Getting back to Auckland proved to be a little more treacherous than I originally planned. As we pushed the limits of our Corolla to the max, I became more nervous we would run out of gas on the road. The indicator on our dashboard slowly ticked down...30km...20km...10km...0km... We dropped John off on the top of Parnell Rise (a street near the university) and coasted down in neutral all the way to the rental shop. Problem was that the rental agency closed at 6pm, and so I opted to park in a nearby lot for the evening--fearful that any attempt to drive further would result in an empty tank. It was 8:20pm on a Sunday and we hauled our gear back to the Carlaw flats, and collapsed for the night. When I woke up the next morning before class and went to return the car, I was startled to find that it was nowhere to be found.

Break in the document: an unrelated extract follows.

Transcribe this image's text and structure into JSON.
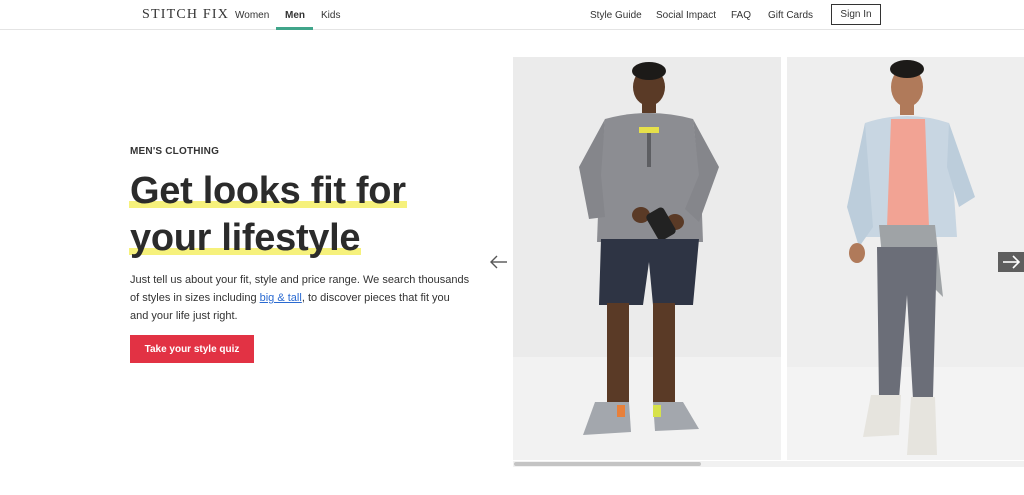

I called all the numbers I could find and was unable to reach property managers, parking agencies, or anyone helpful.
Finally I began calling the towing companies in Auckland. On my third try I found a company that had in fact towed a Toyota Corolla at 8:50pm from a lot near Carlaw. Yes that is correct, 30 minutes after we parked our car it was towed. An Uber and hefty fine later I was standing in the towing companies lot with the keys to a car with no gas. Fortunately one of the employees gave me a tank to go fill up at a gas station and I was on my way back to the rental return. It is safe to say I learned an expensive lesson this trip. What adds insult to injury is that later in the day the property manager of the parking lot returned my call. He informed my that "if you would have just left a note on the window that you ran out of gas I wouldn't have towed you." Thanks Mate. Not Sweet As. What a great way to start out my 21st Birthday.
After a series of unfortunate events revolving around our rental car, we celebrated my belated birthday with some dinner and dessert in Parnell.
The University of Auckland has selected me to join a team of Instagram Ambassadors for my time abroad, and to feature me in their next brochure for global studies. This will be a neat addition to my study abroad experience!